:: Source records ::
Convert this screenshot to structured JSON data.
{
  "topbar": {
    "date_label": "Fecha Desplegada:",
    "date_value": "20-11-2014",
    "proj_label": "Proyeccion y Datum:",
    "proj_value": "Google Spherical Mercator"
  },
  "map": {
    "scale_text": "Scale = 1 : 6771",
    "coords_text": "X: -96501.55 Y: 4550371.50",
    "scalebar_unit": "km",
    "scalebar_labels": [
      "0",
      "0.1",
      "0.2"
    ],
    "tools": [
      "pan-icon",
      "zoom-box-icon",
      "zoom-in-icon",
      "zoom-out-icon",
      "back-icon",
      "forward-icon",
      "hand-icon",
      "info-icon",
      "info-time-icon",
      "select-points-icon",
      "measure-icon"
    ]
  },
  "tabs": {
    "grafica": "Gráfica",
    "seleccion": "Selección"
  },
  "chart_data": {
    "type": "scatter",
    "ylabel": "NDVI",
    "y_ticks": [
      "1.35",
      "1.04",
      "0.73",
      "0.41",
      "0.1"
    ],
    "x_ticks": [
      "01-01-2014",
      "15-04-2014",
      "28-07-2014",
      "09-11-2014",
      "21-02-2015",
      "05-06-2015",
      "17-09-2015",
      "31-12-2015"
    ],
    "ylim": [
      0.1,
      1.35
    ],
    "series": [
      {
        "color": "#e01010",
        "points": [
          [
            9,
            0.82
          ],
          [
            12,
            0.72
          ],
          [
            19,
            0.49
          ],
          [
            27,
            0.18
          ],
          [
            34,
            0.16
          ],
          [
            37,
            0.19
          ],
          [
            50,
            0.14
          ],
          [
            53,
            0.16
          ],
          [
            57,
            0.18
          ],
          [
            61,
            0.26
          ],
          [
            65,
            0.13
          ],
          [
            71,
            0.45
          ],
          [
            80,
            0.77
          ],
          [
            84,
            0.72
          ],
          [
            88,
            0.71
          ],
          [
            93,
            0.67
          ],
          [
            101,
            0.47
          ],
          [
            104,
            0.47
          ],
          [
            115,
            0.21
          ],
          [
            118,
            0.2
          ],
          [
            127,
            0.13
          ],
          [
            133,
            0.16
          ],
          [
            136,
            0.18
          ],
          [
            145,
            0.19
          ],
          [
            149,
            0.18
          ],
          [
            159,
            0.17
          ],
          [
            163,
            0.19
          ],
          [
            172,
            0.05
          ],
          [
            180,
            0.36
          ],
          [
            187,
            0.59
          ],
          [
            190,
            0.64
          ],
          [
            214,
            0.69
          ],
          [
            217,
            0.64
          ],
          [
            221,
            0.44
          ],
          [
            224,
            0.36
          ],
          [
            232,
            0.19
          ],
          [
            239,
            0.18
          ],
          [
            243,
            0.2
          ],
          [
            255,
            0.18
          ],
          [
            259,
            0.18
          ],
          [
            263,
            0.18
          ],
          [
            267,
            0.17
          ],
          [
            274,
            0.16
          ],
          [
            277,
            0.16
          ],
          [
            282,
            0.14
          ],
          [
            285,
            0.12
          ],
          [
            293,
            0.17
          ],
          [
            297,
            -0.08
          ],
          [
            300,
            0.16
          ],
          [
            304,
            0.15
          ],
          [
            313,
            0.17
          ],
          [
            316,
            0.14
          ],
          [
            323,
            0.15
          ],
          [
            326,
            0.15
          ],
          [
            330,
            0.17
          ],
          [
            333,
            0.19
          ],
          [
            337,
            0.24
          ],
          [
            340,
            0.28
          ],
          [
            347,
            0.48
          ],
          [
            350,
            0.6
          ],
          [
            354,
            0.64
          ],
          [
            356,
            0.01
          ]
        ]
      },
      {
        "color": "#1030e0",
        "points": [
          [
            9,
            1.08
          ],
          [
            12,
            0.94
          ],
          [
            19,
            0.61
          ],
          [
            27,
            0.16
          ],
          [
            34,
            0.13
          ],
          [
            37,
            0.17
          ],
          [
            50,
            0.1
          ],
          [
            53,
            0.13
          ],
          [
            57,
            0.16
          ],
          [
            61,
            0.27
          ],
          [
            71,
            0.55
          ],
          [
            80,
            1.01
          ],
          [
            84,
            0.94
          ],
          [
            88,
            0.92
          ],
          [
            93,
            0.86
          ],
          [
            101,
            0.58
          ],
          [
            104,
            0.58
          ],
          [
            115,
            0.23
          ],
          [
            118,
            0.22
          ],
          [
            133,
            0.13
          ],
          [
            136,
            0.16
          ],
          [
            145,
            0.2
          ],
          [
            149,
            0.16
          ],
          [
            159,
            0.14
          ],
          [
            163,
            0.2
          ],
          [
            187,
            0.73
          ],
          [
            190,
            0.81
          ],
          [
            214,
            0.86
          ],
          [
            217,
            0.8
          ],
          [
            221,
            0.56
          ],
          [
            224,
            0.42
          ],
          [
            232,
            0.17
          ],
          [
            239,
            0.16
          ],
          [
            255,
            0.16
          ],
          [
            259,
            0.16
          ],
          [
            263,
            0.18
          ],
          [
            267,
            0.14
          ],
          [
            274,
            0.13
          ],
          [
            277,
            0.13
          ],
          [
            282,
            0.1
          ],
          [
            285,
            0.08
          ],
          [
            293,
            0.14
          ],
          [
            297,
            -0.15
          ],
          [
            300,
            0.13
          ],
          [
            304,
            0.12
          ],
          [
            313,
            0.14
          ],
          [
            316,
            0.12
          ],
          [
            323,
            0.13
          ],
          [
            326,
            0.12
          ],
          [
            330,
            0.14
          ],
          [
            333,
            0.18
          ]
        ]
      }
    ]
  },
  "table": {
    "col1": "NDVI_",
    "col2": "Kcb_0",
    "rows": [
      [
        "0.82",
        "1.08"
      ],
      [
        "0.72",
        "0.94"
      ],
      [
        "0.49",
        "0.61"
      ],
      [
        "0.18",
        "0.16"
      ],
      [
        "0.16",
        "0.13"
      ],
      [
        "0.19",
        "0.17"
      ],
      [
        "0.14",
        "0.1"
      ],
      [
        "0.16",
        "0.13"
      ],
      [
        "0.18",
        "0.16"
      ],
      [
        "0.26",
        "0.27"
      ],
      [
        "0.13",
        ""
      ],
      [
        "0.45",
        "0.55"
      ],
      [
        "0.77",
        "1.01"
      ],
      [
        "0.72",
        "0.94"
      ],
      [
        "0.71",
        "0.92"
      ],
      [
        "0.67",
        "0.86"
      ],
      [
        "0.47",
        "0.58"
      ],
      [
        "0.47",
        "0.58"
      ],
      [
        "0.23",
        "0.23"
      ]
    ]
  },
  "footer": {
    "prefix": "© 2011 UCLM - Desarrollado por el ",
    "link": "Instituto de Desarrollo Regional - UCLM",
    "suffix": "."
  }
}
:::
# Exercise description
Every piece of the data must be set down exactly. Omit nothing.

# Answer to the exercise
Convert this screenshot to structured JSON data.
{
  "topbar": {
    "date_label": "Fecha Desplegada:",
    "date_value": "20-11-2014",
    "proj_label": "Proyeccion y Datum:",
    "proj_value": "Google Spherical Mercator"
  },
  "map": {
    "scale_text": "Scale = 1 : 6771",
    "coords_text": "X: -96501.55 Y: 4550371.50",
    "scalebar_unit": "km",
    "scalebar_labels": [
      "0",
      "0.1",
      "0.2"
    ],
    "tools": [
      "pan-icon",
      "zoom-box-icon",
      "zoom-in-icon",
      "zoom-out-icon",
      "back-icon",
      "forward-icon",
      "hand-icon",
      "info-icon",
      "info-time-icon",
      "select-points-icon",
      "measure-icon"
    ]
  },
  "tabs": {
    "grafica": "Gráfica",
    "seleccion": "Selección"
  },
  "chart_data": {
    "type": "scatter",
    "ylabel": "NDVI",
    "y_ticks": [
      "1.35",
      "1.04",
      "0.73",
      "0.41",
      "0.1"
    ],
    "x_ticks": [
      "01-01-2014",
      "15-04-2014",
      "28-07-2014",
      "09-11-2014",
      "21-02-2015",
      "05-06-2015",
      "17-09-2015",
      "31-12-2015"
    ],
    "ylim": [
      0.1,
      1.35
    ],
    "series": [
      {
        "color": "#e01010",
        "points": [
          [
            9,
            0.82
          ],
          [
            12,
            0.72
          ],
          [
            19,
            0.49
          ],
          [
            27,
            0.18
          ],
          [
            34,
            0.16
          ],
          [
            37,
            0.19
          ],
          [
            50,
            0.14
          ],
          [
            53,
            0.16
          ],
          [
            57,
            0.18
          ],
          [
            61,
            0.26
          ],
          [
            65,
            0.13
          ],
          [
            71,
            0.45
          ],
          [
            80,
            0.77
          ],
          [
            84,
            0.72
          ],
          [
            88,
            0.71
          ],
          [
            93,
            0.67
          ],
          [
            101,
            0.47
          ],
          [
            104,
            0.47
          ],
          [
            115,
            0.21
          ],
          [
            118,
            0.2
          ],
          [
            127,
            0.13
          ],
          [
            133,
            0.16
          ],
          [
            136,
            0.18
          ],
          [
            145,
            0.19
          ],
          [
            149,
            0.18
          ],
          [
            159,
            0.17
          ],
          [
            163,
            0.19
          ],
          [
            172,
            0.05
          ],
          [
            180,
            0.36
          ],
          [
            187,
            0.59
          ],
          [
            190,
            0.64
          ],
          [
            214,
            0.69
          ],
          [
            217,
            0.64
          ],
          [
            221,
            0.44
          ],
          [
            224,
            0.36
          ],
          [
            232,
            0.19
          ],
          [
            239,
            0.18
          ],
          [
            243,
            0.2
          ],
          [
            255,
            0.18
          ],
          [
            259,
            0.18
          ],
          [
            263,
            0.18
          ],
          [
            267,
            0.17
          ],
          [
            274,
            0.16
          ],
          [
            277,
            0.16
          ],
          [
            282,
            0.14
          ],
          [
            285,
            0.12
          ],
          [
            293,
            0.17
          ],
          [
            297,
            -0.08
          ],
          [
            300,
            0.16
          ],
          [
            304,
            0.15
          ],
          [
            313,
            0.17
          ],
          [
            316,
            0.14
          ],
          [
            323,
            0.15
          ],
          [
            326,
            0.15
          ],
          [
            330,
            0.17
          ],
          [
            333,
            0.19
          ],
          [
            337,
            0.24
          ],
          [
            340,
            0.28
          ],
          [
            347,
            0.48
          ],
          [
            350,
            0.6
          ],
          [
            354,
            0.64
          ],
          [
            356,
            0.01
          ]
        ]
      },
      {
        "color": "#1030e0",
        "points": [
          [
            9,
            1.08
          ],
          [
            12,
            0.94
          ],
          [
            19,
            0.61
          ],
          [
            27,
            0.16
          ],
          [
            34,
            0.13
          ],
          [
            37,
            0.17
          ],
          [
            50,
            0.1
          ],
          [
            53,
            0.13
          ],
          [
            57,
            0.16
          ],
          [
            61,
            0.27
          ],
          [
            71,
            0.55
          ],
          [
            80,
            1.01
          ],
          [
            84,
            0.94
          ],
          [
            88,
            0.92
          ],
          [
            93,
            0.86
          ],
          [
            101,
            0.58
          ],
          [
            104,
            0.58
          ],
          [
            115,
            0.23
          ],
          [
            118,
            0.22
          ],
          [
            133,
            0.13
          ],
          [
            136,
            0.16
          ],
          [
            145,
            0.2
          ],
          [
            149,
            0.16
          ],
          [
            159,
            0.14
          ],
          [
            163,
            0.2
          ],
          [
            187,
            0.73
          ],
          [
            190,
            0.81
          ],
          [
            214,
            0.86
          ],
          [
            217,
            0.8
          ],
          [
            221,
            0.56
          ],
          [
            224,
            0.42
          ],
          [
            232,
            0.17
          ],
          [
            239,
            0.16
          ],
          [
            255,
            0.16
          ],
          [
            259,
            0.16
          ],
          [
            263,
            0.18
          ],
          [
            267,
            0.14
          ],
          [
            274,
            0.13
          ],
          [
            277,
            0.13
          ],
          [
            282,
            0.1
          ],
          [
            285,
            0.08
          ],
          [
            293,
            0.14
          ],
          [
            297,
            -0.15
          ],
          [
            300,
            0.13
          ],
          [
            304,
            0.12
          ],
          [
            313,
            0.14
          ],
          [
            316,
            0.12
          ],
          [
            323,
            0.13
          ],
          [
            326,
            0.12
          ],
          [
            330,
            0.14
          ],
          [
            333,
            0.18
          ]
        ]
      }
    ]
  },
  "table": {
    "col1": "NDVI_",
    "col2": "Kcb_0",
    "rows": [
      [
        "0.82",
        "1.08"
      ],
      [
        "0.72",
        "0.94"
      ],
      [
        "0.49",
        "0.61"
      ],
      [
        "0.18",
        "0.16"
      ],
      [
        "0.16",
        "0.13"
      ],
      [
        "0.19",
        "0.17"
      ],
      [
        "0.14",
        "0.1"
      ],
      [
        "0.16",
        "0.13"
      ],
      [
        "0.18",
        "0.16"
      ],
      [
        "0.26",
        "0.27"
      ],
      [
        "0.13",
        ""
      ],
      [
        "0.45",
        "0.55"
      ],
      [
        "0.77",
        "1.01"
      ],
      [
        "0.72",
        "0.94"
      ],
      [
        "0.71",
        "0.92"
      ],
      [
        "0.67",
        "0.86"
      ],
      [
        "0.47",
        "0.58"
      ],
      [
        "0.47",
        "0.58"
      ],
      [
        "0.23",
        "0.23"
      ]
    ]
  },
  "footer": {
    "prefix": "© 2011 UCLM - Desarrollado por el ",
    "link": "Instituto de Desarrollo Regional - UCLM",
    "suffix": "."
  }
}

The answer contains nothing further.